11. Bearing in mind the settled law on the point it has to be considered as to what is the proper inference to be drawn from the; act of Lakhpat Singh in making the gift of I his portion of the ancestral property in | favour of his son Lal Singh in 1926. It is obvious that it cannot be said that this; transaction amounted in effect to a renunciation on the part of Lakhpat Singh of all his interest in the family property for the simple reason that in order to be effective as an act of renunciation it should have been made in favour of all remaining members of the joint family. Here it was an act j done for the benefit of one individual member, namely, Lal Singh. To my mind, the only legitimate inference which can be drawn from the conduct on the part of Lakhpat Singh in the year 1926 was that he treated the property dealt with to be his in 'dividual property and not joint family property.

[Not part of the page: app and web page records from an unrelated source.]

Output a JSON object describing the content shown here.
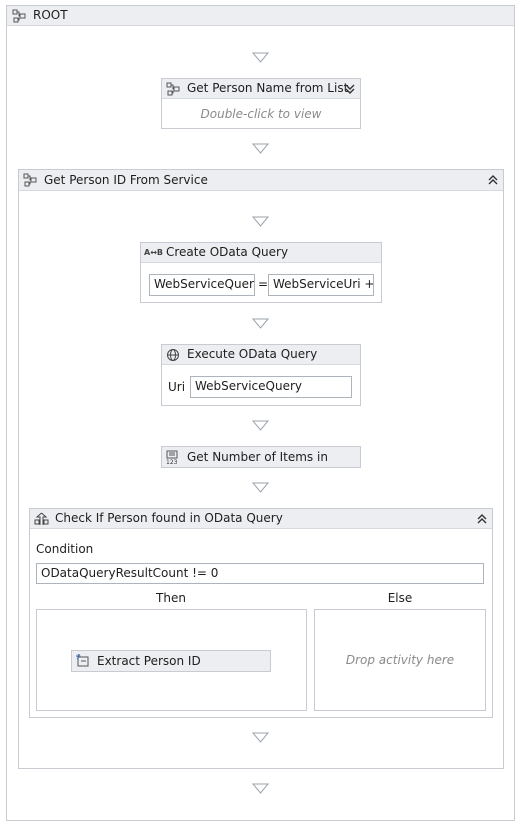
{
  "root": {
    "title": "ROOT"
  },
  "get_person_name": {
    "title": "Get Person Name from List",
    "hint": "Double-click to view"
  },
  "service": {
    "title": "Get Person ID From Service",
    "create_query": {
      "title": "Create OData Query",
      "lhs": "WebServiceQuery",
      "equals": "=",
      "rhs": "WebServiceUri + \"/I"
    },
    "execute_query": {
      "title": "Execute OData Query",
      "uri_label": "Uri",
      "uri_value": "WebServiceQuery"
    },
    "count_items": {
      "title": "Get Number of Items in Qu"
    },
    "check_person": {
      "title": "Check If Person found in OData Query",
      "condition_label": "Condition",
      "condition_value": "ODataQueryResultCount != 0",
      "then_label": "Then",
      "else_label": "Else",
      "then_activity": "Extract Person ID",
      "else_hint": "Drop activity here"
    }
  },
  "colors": {
    "header": "#eceef1",
    "border": "#c8ccd2",
    "arrow": "#9aa3ad"
  }
}
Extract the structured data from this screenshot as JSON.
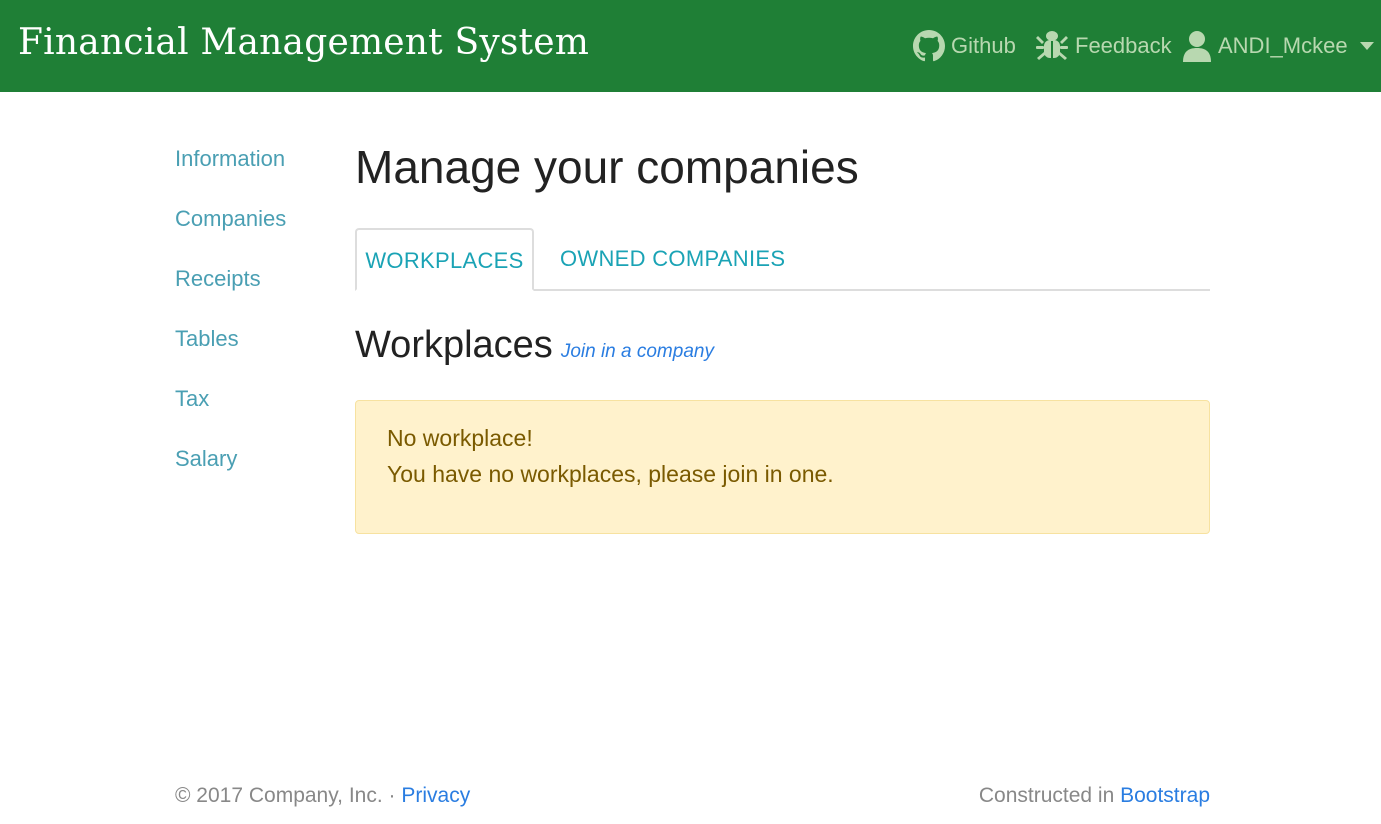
{
  "navbar": {
    "brand": "Financial Management System",
    "github_label": "Github",
    "feedback_label": "Feedback",
    "user_label": "ANDI_Mckee",
    "colors": {
      "background": "#1f7f36",
      "text": "#b8d8b0"
    },
    "icons": [
      "github-icon",
      "bug-icon",
      "user-icon",
      "caret-down-icon"
    ]
  },
  "sidebar": {
    "items": [
      {
        "label": "Information"
      },
      {
        "label": "Companies"
      },
      {
        "label": "Receipts"
      },
      {
        "label": "Tables"
      },
      {
        "label": "Tax"
      },
      {
        "label": "Salary"
      }
    ]
  },
  "main": {
    "title": "Manage your companies",
    "tabs": [
      {
        "label": "WORKPLACES",
        "active": true
      },
      {
        "label": "OWNED COMPANIES",
        "active": false
      }
    ],
    "section": {
      "title": "Workplaces",
      "link": "Join in a company"
    },
    "alert": {
      "title": "No workplace!",
      "body": "You have no workplaces, please join in one.",
      "colors": {
        "background": "#fff2cc",
        "text": "#7a5a00"
      }
    }
  },
  "footer": {
    "copyright": "© 2017 Company, Inc. · ",
    "privacy": "Privacy",
    "constructed": "Constructed in ",
    "bootstrap": "Bootstrap"
  }
}
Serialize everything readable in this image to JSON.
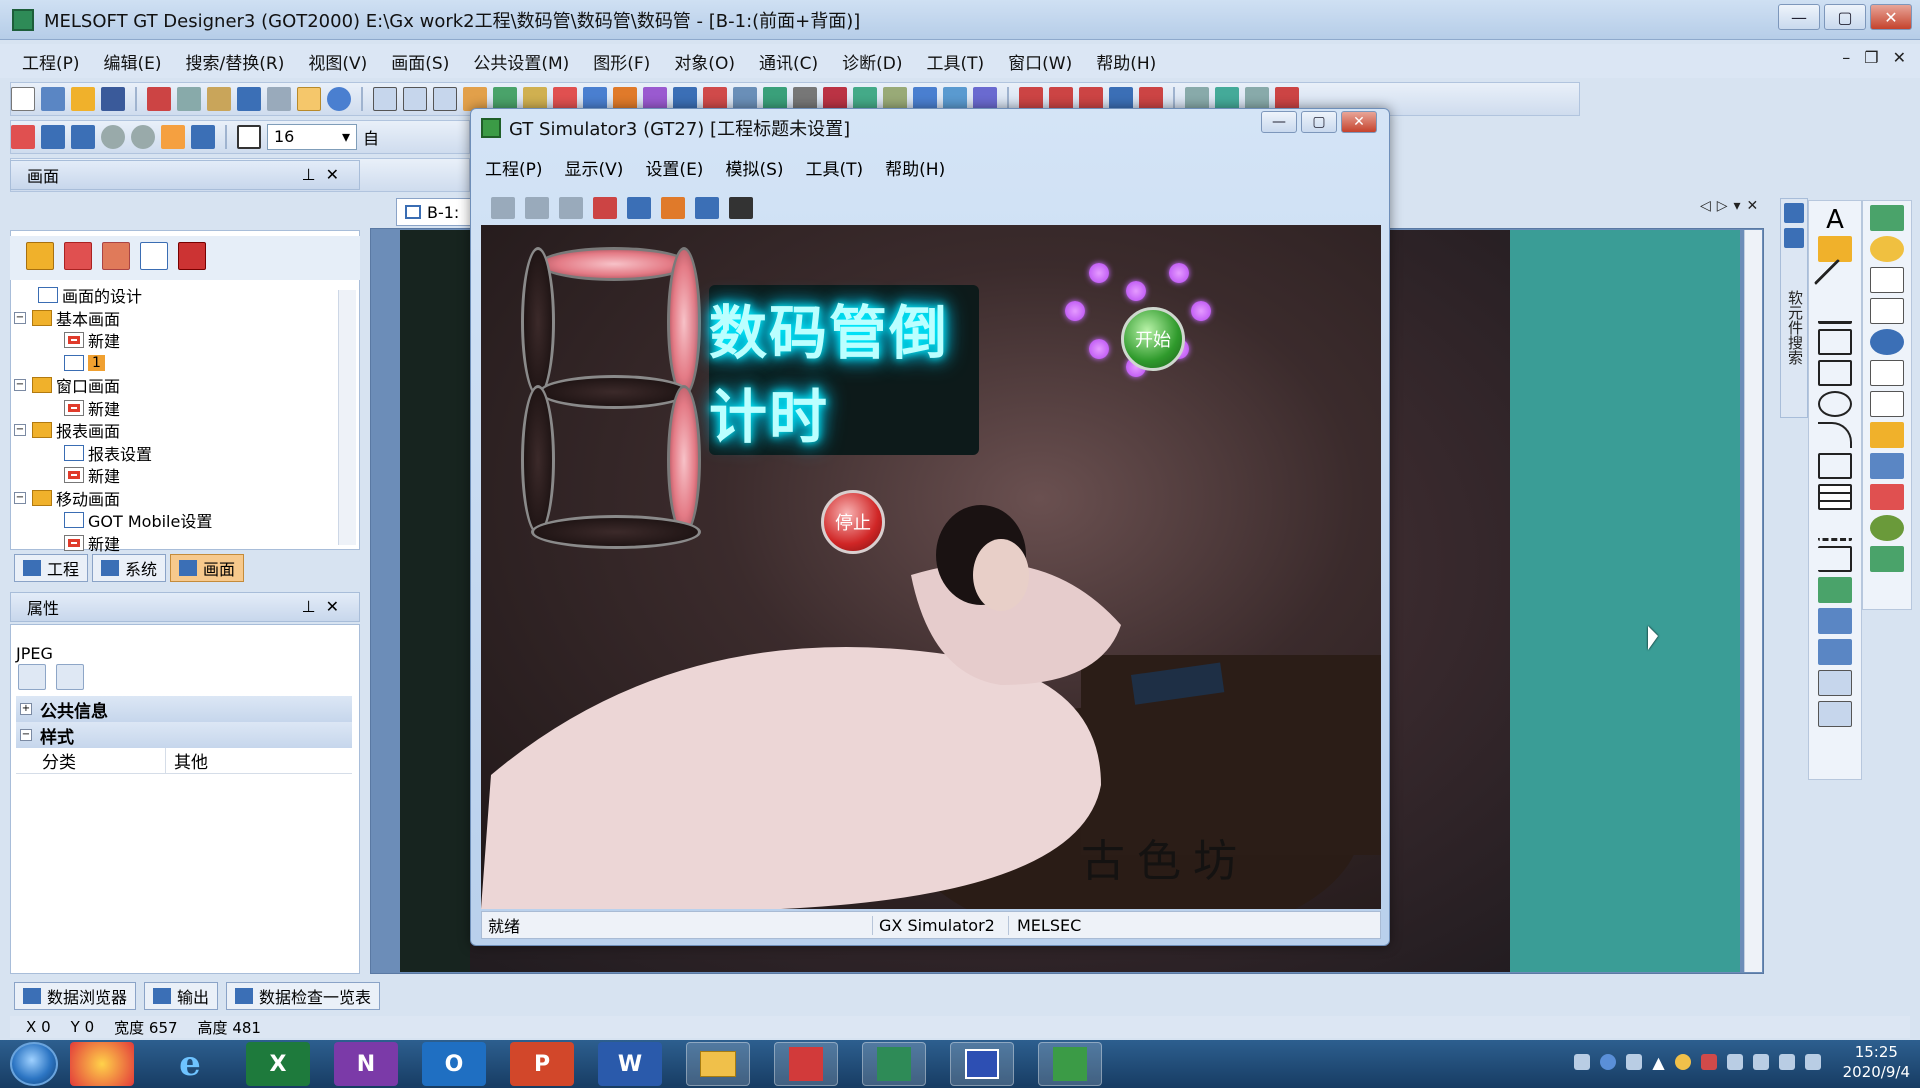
{
  "window": {
    "title": "MELSOFT GT Designer3 (GOT2000) E:\\Gx work2工程\\数码管\\数码管\\数码管 - [B-1:(前面+背面)]",
    "controls": [
      "—",
      "▢",
      "✕"
    ]
  },
  "menu": [
    "工程(P)",
    "编辑(E)",
    "搜索/替换(R)",
    "视图(V)",
    "画面(S)",
    "公共设置(M)",
    "图形(F)",
    "对象(O)",
    "通讯(C)",
    "诊断(D)",
    "工具(T)",
    "窗口(W)",
    "帮助(H)"
  ],
  "toolbar2": {
    "font_size": "16",
    "font_size_suffix": "自"
  },
  "screen_panel": {
    "title": "画面",
    "tree": [
      {
        "label": "画面的设计",
        "level": 1
      },
      {
        "label": "基本画面",
        "level": 0
      },
      {
        "label": "新建",
        "level": 2
      },
      {
        "label": "1",
        "level": 2
      },
      {
        "label": "窗口画面",
        "level": 0
      },
      {
        "label": "新建",
        "level": 2
      },
      {
        "label": "报表画面",
        "level": 0
      },
      {
        "label": "报表设置",
        "level": 2
      },
      {
        "label": "新建",
        "level": 2
      },
      {
        "label": "移动画面",
        "level": 0
      },
      {
        "label": "GOT Mobile设置",
        "level": 2
      },
      {
        "label": "新建",
        "level": 2
      }
    ],
    "tabs": [
      "工程",
      "系统",
      "画面"
    ]
  },
  "property_panel": {
    "title": "属性",
    "type": "JPEG",
    "categories": [
      "公共信息",
      "样式"
    ],
    "rows": [
      {
        "key": "分类",
        "value": "其他"
      }
    ]
  },
  "doc_tab": "B-1:",
  "right_vertical_label": "软元件搜索",
  "bottom_tabs": [
    "数据浏览器",
    "输出",
    "数据检查一览表"
  ],
  "status_ide": {
    "x_label": "X",
    "x": "0",
    "y_label": "Y",
    "y": "0",
    "width_label": "宽度",
    "width": "657",
    "height_label": "高度",
    "height": "481"
  },
  "simulator": {
    "title": "GT Simulator3 (GT27)  [工程标题未设置]",
    "menu": [
      "工程(P)",
      "显示(V)",
      "设置(E)",
      "模拟(S)",
      "工具(T)",
      "帮助(H)"
    ],
    "hmi_title": "数码管倒计时",
    "start_label": "开始",
    "stop_label": "停止",
    "watermark": "古色坊",
    "status": {
      "ready": "就绪",
      "link": "GX Simulator2",
      "vendor": "MELSEC"
    }
  },
  "taskbar": {
    "apps": [
      {
        "name": "start-orb"
      },
      {
        "name": "360-icon"
      },
      {
        "name": "ie-icon",
        "glyph": "e"
      },
      {
        "name": "excel-icon",
        "glyph": "X"
      },
      {
        "name": "onenote-icon",
        "glyph": "N"
      },
      {
        "name": "outlook-icon",
        "glyph": "O"
      },
      {
        "name": "powerpoint-icon",
        "glyph": "P"
      },
      {
        "name": "word-icon",
        "glyph": "W"
      },
      {
        "name": "explorer-icon"
      },
      {
        "name": "gx-works-icon"
      },
      {
        "name": "gt-designer-icon"
      },
      {
        "name": "app-blue-icon"
      },
      {
        "name": "gt-simulator-icon"
      }
    ],
    "time": "15:25",
    "date": "2020/9/4"
  },
  "colors": {
    "accent": "#b6cde8",
    "teal": "#3a9d96",
    "neon": "#00f0ff"
  }
}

By this conduct on his part it is obvious that he exhibited a clear and definite intention to separate, assuming of course that he was joint with the other members of the family till then. Next we come to the deed of gift executed by Dharam Singh in I favour of the appellant Mt. Eaghbiri. The proper inference to be drawn from this act of Dharam Singh is again, to my mind, clear and definite. It is that Dharam Singh treated this property as the property of a I separated member of a Hindu family and I dealt with it as such. The award dated 25th I June 1936 which was acted upon during the I lifetime of Dharam Singh and never challenged by anybody shows to my mind quite I clearly that there was not only a disruption I of the family but that by means of it, the I property was actually partitioned. Leaving I aside the legal discussions with regard to the I validity or otherwise of the gift-deeds or of I the award there is no explanation what so ever from the side of the defendant-respondent as to how these various events came to happen if the family was really joint and continued to be joint till the death of Dharam Singh. The finding of the lower appellate Court on this question, as I have already indicated, is not a proper finding which can be accepted in a second appeal.
12. From what has gone before it seems to me quite clear that the proper and legitimate inference to be drawn from the facts found and admitted in this case is that the family was separate and that Dharam Singh died as a separated Hindu. It, therefore, follows that Mt. Eaghbiri, widow of Dharam Singh, succeeded to the property in dispute by succession as a Hindu widow. In view of the above, I allow the appeal with costs, set aside the decree of the lower appellate Court and restore that of the Court of first instance. Leave to appeal under the Letters Patent is refused.